Noam Postavsky
tags 32281 wontfix
close 32281
quit

Bad Blue Bull <[hidden email]> writes:

> Lars Ingebrigtsen yeah I knew you'd say smth like that :-)
> I wanted to make Emacs view fb2 files (ebooks), and I wanted to
> convert them into HTML and view them in EWW, but I've just found out
> that nov.el is a great package that displays epub files and I'll
> rather convert fb2 files to epub and view them in it.
> So I withdraw this patch, can't say it was somehow slow on pages I tested though.

Okay, I'll close the bug then.

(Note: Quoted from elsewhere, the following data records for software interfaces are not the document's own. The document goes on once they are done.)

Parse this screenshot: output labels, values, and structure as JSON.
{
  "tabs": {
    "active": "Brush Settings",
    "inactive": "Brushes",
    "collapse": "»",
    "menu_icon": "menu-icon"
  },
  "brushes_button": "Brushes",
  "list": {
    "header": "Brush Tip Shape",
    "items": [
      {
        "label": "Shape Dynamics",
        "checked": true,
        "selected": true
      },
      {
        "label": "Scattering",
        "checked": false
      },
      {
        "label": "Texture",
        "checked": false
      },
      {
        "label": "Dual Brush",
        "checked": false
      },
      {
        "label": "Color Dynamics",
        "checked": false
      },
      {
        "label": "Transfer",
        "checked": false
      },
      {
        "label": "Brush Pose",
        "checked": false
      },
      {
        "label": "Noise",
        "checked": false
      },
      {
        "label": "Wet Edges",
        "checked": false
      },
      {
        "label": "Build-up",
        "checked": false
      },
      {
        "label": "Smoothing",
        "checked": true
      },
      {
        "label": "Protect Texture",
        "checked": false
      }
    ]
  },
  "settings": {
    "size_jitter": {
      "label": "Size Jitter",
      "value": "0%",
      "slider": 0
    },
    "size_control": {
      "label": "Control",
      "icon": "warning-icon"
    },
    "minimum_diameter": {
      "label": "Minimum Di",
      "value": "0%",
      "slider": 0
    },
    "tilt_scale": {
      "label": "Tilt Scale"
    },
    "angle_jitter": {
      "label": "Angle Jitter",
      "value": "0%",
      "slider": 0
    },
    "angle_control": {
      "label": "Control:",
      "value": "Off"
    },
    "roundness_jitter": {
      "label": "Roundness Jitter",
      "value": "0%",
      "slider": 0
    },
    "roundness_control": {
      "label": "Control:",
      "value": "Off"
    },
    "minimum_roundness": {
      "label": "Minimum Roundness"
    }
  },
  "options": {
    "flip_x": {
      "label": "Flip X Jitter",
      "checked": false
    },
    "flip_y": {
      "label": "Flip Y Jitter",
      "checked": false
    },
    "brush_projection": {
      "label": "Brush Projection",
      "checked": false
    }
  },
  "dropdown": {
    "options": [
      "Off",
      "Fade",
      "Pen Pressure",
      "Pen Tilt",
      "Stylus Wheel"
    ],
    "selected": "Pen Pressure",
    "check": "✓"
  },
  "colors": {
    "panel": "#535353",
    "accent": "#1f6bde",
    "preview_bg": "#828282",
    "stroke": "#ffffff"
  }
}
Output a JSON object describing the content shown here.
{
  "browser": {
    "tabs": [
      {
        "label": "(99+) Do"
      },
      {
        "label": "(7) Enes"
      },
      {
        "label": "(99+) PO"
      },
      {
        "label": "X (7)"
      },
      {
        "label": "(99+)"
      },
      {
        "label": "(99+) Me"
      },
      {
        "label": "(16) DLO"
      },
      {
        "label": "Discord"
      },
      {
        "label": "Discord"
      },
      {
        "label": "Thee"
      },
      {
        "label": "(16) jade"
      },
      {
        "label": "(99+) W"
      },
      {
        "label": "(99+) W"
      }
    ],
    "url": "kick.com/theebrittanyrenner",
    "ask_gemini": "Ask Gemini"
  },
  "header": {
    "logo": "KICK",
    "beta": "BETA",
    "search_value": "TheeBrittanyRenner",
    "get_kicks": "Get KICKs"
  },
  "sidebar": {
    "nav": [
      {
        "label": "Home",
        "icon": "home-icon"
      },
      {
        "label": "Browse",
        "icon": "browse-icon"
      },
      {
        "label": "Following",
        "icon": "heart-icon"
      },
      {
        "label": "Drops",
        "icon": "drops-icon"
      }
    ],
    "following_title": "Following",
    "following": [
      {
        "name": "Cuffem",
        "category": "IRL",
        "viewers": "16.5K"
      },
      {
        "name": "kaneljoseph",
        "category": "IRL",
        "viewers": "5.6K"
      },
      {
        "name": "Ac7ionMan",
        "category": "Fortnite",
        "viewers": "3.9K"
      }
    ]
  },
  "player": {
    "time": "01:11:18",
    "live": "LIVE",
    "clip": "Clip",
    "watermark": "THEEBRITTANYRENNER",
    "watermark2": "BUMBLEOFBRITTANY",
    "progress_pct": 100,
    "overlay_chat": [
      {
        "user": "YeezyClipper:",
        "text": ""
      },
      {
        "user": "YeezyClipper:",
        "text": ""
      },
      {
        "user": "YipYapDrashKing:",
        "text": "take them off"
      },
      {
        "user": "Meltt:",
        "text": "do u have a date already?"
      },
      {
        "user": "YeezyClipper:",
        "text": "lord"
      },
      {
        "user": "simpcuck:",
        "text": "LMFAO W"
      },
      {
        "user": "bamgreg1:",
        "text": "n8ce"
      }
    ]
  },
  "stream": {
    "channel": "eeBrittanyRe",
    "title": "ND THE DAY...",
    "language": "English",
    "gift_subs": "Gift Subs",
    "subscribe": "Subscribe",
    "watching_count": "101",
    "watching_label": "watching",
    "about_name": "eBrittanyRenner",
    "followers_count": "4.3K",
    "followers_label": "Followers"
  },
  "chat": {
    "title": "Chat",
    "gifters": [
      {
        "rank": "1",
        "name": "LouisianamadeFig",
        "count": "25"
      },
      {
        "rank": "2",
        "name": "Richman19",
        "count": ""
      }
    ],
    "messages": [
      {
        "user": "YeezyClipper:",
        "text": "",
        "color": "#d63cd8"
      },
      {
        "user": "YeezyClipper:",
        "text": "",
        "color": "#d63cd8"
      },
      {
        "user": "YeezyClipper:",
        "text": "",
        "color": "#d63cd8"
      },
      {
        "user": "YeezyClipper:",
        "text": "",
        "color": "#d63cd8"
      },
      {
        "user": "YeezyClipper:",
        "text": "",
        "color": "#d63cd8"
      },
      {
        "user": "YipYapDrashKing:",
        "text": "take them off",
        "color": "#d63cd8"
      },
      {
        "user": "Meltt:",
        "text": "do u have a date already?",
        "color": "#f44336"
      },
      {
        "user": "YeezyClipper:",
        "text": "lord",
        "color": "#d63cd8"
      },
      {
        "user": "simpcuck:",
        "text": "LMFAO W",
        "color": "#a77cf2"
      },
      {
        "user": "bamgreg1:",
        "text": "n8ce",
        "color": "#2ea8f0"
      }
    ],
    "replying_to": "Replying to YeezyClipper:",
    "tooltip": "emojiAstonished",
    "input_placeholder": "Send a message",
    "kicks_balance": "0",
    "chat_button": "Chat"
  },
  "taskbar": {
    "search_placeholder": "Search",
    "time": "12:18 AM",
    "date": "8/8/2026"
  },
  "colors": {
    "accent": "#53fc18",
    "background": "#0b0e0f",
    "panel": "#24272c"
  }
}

By the way, it seems to me there was some miscommunication over the term
"marker": you were using it to describe actual characters inserted into
the buffer, but you might want to take a look at `(elisp) Markers' which
can be used to similar effect but without actual characters cluttering
things up.